Athena (the Advanced Telescope for High-Energy Astrophysics), has been proposed as ESA's next-generation X-ray astronomy observatory. It has been conceived to address two key questions in modern astrophysics:
- How does ordinary matter form the large-scale structures that we see today?
- How do black holes grow and shape the Universe?

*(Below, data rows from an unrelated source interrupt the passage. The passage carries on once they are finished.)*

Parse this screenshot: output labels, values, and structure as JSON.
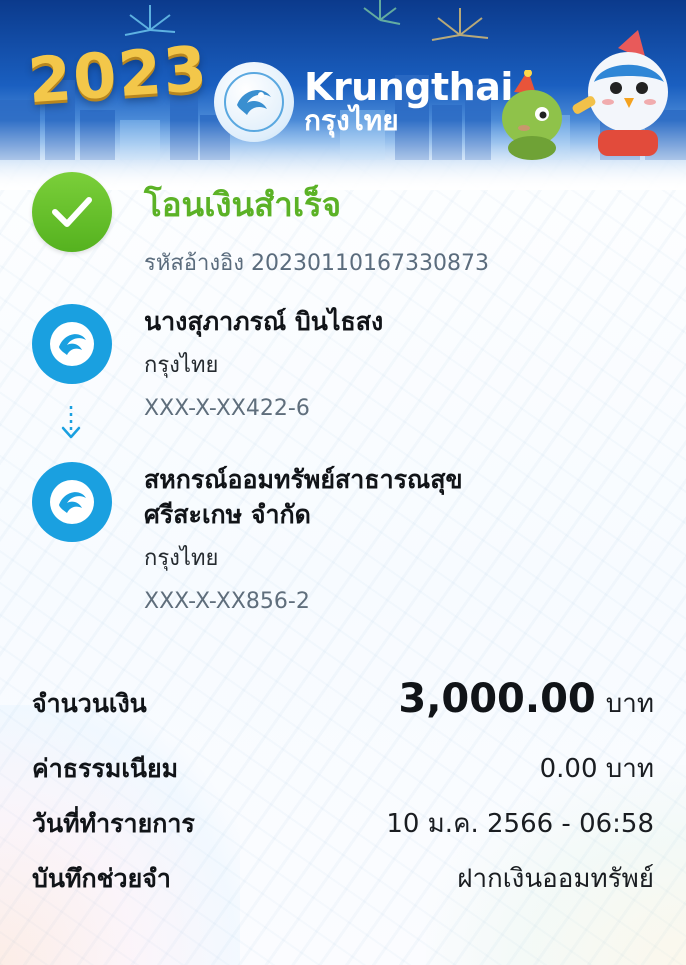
{
  "banner": {
    "year": "2023",
    "brand_en": "Krungthai",
    "brand_th": "กรุงไทย"
  },
  "status": {
    "title": "โอนเงินสำเร็จ",
    "ref_label": "รหัสอ้างอิง",
    "ref_number": "20230110167330873"
  },
  "sender": {
    "name": "นางสุภาภรณ์ บินไธสง",
    "bank": "กรุงไทย",
    "account": "XXX-X-XX422-6"
  },
  "receiver": {
    "name_line1": "สหกรณ์ออมทรัพย์สาธารณสุข",
    "name_line2": "ศรีสะเกษ จำกัด",
    "bank": "กรุงไทย",
    "account": "XXX-X-XX856-2"
  },
  "details": {
    "amount_label": "จำนวนเงิน",
    "amount_value": "3,000.00",
    "amount_unit": "บาท",
    "fee_label": "ค่าธรรมเนียม",
    "fee_value": "0.00 บาท",
    "date_label": "วันที่ทำรายการ",
    "date_value": "10 ม.ค. 2566 - 06:58",
    "memo_label": "บันทึกช่วยจำ",
    "memo_value": "ฝากเงินออมทรัพย์"
  },
  "colors": {
    "success_green": "#5bb226",
    "bank_blue": "#1aa0e0",
    "banner_blue": "#0b3a8c"
  }
}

Athena will provide a huge leap in observational capabilities compared to current X-ray astronomy facilities, providing factor ~10 improvements in imaging high-resolution spectroscopy and wide field X-ray imaging. These advances are need to determine the astrophyiscal processes responsible for the evolution of the hot gas over cosmic time, the end point of which are clusters, groups and filaments which dominate the baryonic content of the Universe. Feedback from supermassive black holes apparently plays a major role in determining the evolution of these large baryonic structures, as well as that of galaxies. Athena will also perform a census of black hole activity stretching out to the highest redshifts (z>6) and identifying even the most obscured systems shrouded in dust and gas, possibly due to the feedback process itself. Spectroscopy and timing studies of nearby accreting black holes will shed light on the processes causing feedback - which ultimately originate close to the black hole event horizon - and the mechanisms by which the radiative and/or mechanical output of the black hole couples to larges scales, where it has such an apparently profound effect.